Argentina: Former President Charged With Treason

Published: 08 December 2017

432px-Cristina Fernandez de Kirchner 2011-12-10

Cristina Fernandez de Kirchner (Photo: Casa Rosada (Argentina Presidency of the Nation), CC BY-SA 2.0)

By Renee Picard

An Argentine federal judge indicted ex-president Cristina Fernandez de Kirchner for treason and other charges related to allegations that she covered up Iran’s possible involvement in a 1994 bombing of the AMIA Jewish center in Buenos Aires, according to Reuters.

The federal judge, Claudio Bonadio, accused Fernandez on Thursday in a 491-page ruling of concealing Iran’s role in the 1994 attack that killed 85 people in exchange for trade agreements with the country. She allegedly made the grain-for-oil deal in 2013, which resulted in Iranians accused of participation in the bombing to purportedly avoid prosecution.
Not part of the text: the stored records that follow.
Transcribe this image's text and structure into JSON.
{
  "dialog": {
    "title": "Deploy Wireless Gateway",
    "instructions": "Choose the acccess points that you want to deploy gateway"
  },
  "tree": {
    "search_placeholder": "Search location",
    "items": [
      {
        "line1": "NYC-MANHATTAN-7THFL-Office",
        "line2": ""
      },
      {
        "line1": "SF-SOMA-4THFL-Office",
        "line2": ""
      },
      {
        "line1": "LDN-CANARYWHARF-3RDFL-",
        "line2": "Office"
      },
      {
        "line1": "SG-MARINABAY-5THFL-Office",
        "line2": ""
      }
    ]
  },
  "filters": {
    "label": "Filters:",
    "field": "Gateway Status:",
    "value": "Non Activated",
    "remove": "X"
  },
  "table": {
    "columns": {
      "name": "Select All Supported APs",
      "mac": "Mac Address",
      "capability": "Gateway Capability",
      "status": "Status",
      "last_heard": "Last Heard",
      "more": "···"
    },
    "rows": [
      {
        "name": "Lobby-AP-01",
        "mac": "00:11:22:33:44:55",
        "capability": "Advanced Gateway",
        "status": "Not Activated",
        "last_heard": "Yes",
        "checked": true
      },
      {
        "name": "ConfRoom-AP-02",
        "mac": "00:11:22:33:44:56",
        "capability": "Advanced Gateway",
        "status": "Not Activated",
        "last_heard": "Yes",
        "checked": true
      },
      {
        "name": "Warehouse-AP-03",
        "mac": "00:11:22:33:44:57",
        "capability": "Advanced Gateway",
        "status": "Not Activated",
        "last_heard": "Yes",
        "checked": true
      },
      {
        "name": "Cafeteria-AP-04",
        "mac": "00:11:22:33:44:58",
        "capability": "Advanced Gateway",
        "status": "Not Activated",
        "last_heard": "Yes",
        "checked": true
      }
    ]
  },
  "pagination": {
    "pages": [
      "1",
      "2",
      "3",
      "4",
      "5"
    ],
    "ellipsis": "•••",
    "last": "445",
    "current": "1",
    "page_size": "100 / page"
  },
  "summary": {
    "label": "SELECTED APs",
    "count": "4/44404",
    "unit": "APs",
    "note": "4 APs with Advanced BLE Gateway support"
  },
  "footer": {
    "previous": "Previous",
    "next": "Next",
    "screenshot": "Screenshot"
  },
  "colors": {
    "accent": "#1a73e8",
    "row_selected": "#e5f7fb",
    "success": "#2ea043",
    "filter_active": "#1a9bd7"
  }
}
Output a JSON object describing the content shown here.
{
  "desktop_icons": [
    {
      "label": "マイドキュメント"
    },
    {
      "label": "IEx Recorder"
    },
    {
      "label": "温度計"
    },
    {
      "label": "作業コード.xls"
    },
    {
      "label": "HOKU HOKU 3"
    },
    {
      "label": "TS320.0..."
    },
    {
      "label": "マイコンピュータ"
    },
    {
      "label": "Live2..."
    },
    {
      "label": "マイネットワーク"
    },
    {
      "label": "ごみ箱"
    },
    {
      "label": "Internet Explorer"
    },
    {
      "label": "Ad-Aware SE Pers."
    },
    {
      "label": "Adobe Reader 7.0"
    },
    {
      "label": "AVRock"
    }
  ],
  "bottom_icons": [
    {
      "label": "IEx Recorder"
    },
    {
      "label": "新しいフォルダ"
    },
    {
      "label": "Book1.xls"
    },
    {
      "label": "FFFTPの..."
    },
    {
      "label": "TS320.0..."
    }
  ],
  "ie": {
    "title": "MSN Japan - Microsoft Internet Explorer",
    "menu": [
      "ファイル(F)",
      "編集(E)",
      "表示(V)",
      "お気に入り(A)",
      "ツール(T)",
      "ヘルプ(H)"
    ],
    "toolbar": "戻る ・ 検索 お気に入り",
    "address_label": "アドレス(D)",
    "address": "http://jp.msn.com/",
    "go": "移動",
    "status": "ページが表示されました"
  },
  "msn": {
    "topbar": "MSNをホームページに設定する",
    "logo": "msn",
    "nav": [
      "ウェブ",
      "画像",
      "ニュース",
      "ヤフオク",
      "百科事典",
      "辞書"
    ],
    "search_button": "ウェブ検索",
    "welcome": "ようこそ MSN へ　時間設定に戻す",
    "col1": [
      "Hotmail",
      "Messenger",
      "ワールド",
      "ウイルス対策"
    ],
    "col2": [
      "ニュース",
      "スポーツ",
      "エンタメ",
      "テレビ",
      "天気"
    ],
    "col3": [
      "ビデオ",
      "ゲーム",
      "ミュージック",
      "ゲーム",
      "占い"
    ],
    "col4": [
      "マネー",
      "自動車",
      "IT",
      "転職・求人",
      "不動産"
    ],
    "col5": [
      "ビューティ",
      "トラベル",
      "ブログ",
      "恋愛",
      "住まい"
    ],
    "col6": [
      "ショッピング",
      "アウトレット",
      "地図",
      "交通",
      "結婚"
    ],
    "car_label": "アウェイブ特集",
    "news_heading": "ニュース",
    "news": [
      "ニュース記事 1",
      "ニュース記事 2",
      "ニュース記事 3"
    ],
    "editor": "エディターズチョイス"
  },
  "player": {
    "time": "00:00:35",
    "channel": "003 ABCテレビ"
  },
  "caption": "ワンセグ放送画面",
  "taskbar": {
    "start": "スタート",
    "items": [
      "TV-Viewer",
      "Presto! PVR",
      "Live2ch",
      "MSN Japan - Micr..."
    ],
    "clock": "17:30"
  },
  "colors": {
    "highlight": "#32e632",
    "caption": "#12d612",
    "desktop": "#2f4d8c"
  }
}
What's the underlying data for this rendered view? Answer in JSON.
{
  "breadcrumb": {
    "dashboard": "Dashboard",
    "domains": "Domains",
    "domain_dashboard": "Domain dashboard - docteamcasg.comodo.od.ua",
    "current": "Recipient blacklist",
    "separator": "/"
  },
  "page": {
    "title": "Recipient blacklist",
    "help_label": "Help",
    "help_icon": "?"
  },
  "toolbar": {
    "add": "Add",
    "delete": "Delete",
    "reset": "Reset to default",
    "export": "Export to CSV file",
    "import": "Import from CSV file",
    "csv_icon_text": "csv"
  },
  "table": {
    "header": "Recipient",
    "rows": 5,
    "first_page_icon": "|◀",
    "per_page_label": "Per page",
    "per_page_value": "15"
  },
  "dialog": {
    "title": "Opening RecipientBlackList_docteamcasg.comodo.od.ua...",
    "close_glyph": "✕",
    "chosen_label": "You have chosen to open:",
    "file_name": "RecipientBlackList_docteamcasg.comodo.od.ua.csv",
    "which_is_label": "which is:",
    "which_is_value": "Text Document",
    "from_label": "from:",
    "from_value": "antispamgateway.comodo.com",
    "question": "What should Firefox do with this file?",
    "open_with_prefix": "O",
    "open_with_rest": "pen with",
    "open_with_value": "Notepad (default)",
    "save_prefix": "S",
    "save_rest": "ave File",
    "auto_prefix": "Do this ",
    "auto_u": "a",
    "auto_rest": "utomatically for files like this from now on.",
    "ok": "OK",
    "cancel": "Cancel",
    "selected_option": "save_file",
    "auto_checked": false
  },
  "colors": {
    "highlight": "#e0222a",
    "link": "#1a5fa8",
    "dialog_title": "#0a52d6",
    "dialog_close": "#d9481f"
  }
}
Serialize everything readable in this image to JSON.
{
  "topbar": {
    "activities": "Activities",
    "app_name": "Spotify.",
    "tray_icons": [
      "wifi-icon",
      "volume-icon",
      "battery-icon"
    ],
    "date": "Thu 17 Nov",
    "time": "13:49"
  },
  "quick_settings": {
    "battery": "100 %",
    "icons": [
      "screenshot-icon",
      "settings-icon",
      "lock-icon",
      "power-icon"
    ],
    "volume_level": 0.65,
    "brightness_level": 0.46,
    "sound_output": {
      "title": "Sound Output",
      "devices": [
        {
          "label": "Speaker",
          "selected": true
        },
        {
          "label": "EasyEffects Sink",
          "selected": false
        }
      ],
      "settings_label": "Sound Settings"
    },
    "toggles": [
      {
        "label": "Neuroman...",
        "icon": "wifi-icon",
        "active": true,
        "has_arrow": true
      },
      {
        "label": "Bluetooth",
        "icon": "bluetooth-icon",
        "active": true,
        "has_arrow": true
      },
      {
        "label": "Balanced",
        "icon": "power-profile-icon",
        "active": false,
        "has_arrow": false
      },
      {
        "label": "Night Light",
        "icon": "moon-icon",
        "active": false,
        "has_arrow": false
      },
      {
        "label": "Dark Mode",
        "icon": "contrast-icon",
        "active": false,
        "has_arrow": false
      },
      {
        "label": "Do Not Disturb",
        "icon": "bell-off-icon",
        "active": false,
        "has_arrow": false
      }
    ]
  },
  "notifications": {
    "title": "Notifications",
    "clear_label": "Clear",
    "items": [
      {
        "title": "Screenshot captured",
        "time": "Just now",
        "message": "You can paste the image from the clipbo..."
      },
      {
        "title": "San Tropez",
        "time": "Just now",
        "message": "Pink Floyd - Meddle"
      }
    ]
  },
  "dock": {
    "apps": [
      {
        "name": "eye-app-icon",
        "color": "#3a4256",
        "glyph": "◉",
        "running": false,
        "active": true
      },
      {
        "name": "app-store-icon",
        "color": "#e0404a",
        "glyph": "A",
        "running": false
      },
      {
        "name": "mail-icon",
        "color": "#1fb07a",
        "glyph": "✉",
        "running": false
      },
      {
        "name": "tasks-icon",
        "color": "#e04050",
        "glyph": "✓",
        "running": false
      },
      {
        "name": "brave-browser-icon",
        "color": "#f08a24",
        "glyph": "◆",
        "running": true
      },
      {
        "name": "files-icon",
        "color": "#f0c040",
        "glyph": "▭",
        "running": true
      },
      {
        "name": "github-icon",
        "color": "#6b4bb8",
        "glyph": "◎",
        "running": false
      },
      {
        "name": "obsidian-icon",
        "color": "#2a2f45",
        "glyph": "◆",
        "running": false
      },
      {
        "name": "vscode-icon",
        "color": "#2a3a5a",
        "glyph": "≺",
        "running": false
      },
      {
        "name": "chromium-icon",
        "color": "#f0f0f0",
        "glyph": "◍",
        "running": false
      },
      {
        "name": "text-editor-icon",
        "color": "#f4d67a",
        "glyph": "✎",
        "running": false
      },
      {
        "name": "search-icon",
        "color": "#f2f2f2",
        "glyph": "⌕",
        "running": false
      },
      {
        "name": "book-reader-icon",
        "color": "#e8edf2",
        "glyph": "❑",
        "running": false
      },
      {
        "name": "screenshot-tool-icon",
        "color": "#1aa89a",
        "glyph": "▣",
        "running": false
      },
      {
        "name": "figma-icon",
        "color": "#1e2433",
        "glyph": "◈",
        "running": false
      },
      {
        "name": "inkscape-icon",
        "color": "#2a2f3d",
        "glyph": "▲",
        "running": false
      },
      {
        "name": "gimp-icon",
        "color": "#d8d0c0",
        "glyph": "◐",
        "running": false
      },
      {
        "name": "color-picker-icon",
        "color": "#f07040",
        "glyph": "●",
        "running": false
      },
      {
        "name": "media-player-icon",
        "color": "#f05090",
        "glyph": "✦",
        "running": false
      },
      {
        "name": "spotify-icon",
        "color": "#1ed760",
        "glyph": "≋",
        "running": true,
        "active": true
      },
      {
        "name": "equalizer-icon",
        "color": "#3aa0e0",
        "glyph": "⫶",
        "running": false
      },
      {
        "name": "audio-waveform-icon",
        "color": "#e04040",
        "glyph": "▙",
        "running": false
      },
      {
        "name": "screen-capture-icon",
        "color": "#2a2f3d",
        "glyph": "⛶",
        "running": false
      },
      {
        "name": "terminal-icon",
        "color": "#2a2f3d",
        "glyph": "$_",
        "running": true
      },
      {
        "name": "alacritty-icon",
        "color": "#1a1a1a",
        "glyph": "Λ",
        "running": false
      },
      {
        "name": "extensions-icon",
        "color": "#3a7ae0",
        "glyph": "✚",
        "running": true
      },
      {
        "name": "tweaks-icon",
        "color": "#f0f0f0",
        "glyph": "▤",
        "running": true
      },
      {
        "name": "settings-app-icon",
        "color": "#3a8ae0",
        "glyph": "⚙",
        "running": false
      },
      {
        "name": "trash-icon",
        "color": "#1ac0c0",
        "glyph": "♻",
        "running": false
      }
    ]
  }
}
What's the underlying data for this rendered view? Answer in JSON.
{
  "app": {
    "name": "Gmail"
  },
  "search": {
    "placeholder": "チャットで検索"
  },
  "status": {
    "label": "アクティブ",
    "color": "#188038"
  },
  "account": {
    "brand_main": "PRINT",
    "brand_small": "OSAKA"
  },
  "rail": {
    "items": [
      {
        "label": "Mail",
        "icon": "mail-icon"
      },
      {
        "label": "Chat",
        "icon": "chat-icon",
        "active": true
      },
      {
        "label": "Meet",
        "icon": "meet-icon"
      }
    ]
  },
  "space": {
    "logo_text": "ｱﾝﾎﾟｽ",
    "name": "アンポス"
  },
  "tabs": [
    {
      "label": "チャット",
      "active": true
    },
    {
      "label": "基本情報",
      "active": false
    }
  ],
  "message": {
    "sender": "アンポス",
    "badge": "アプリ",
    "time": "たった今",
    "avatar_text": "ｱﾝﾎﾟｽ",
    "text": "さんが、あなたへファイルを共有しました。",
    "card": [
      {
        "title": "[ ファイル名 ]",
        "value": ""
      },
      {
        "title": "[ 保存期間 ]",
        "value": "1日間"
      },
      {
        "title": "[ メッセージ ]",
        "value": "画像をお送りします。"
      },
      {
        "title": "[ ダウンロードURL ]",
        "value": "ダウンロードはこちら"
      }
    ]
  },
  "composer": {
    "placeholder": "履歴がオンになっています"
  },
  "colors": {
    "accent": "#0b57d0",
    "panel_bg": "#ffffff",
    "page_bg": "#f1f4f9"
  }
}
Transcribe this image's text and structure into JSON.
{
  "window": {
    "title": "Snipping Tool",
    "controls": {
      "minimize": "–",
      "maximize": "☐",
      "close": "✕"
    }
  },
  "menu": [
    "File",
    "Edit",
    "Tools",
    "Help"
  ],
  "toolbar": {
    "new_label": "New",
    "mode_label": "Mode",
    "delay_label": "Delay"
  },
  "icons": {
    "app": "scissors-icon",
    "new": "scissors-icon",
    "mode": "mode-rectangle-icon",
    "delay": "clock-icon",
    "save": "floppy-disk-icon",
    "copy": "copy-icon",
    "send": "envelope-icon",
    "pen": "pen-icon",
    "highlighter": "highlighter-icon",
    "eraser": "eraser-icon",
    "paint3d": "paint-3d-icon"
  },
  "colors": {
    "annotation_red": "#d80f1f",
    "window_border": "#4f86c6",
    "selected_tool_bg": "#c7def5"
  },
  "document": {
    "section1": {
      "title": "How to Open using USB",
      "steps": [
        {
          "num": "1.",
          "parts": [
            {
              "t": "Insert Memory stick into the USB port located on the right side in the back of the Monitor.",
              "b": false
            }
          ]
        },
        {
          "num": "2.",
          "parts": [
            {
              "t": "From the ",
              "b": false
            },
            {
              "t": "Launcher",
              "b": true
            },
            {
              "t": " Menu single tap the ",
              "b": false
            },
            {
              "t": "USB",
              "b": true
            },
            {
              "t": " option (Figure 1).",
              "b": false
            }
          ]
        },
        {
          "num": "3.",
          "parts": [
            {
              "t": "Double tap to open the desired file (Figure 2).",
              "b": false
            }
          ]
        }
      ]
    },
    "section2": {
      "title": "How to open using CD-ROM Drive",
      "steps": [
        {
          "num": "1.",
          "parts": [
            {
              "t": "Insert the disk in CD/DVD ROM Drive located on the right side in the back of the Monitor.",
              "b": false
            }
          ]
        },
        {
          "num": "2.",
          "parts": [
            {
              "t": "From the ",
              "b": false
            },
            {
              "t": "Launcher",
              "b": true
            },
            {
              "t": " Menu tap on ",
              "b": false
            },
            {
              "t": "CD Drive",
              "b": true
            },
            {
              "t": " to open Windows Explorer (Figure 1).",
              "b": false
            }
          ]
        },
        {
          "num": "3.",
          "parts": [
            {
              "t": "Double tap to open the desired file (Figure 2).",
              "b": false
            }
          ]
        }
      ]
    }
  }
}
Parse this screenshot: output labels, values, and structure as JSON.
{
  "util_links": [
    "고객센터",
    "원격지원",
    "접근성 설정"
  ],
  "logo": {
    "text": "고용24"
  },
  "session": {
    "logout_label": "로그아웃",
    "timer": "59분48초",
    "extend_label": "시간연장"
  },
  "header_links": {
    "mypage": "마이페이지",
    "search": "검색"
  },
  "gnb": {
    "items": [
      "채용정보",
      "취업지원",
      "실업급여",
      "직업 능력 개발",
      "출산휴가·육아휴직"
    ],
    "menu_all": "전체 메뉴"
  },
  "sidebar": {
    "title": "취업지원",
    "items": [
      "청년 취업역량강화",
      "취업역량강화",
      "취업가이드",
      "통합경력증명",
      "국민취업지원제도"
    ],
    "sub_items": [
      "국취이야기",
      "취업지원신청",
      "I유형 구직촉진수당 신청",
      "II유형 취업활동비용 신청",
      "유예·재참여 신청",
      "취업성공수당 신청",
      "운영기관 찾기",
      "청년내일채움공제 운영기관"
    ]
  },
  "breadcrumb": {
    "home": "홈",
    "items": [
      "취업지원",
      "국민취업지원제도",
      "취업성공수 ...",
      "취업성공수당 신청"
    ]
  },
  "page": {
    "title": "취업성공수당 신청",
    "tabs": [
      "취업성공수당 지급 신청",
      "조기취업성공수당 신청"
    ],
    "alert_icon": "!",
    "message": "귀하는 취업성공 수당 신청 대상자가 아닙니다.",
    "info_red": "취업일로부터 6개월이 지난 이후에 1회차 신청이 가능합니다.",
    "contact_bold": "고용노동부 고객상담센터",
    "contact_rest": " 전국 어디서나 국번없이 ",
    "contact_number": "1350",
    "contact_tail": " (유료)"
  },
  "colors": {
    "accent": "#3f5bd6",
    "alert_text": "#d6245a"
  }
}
The ruling is based off an investigation from 2015 by prosecutor Alberto Nisman who was found shot dead in his home a few days after presenting his case against Fernandez in court and hours before he was expected to brief Congress on his findings. His death was officially classified as a suicide. 

Judge Bonadio also charged former Foreign Minister Hector Timerman for possible involvement.

Fernandez is expected to begin a term as senator on Sunday. The post will give her immunity from arrest, yet with two-thirds of votes from the Senate Fernandez can be stripped of this privilege. Bonadio requested for her arrest to be allowed. Fernandez already faces several unrelated corruption charges.

In Argentina, treason is punishable by a 10 to 25 year prison sentence.

On Thursday, Fernandez denied any wrongdoing during a press conference, saying that the deal "was an act of foreign policy that cannot be prosecuted…From the legal point of view, it is nonsense" to suggest signing the deal amounted to "treason," reported Radio Free Europe/Radio Liberty.

She also claimed her indictment was politically motivated. She accused President Mauricio Macri of planning the prosecution to divert attention away from controversial reforms.

“We will not be silent, we will not get scared,” Fernandez said, according to The New York Times.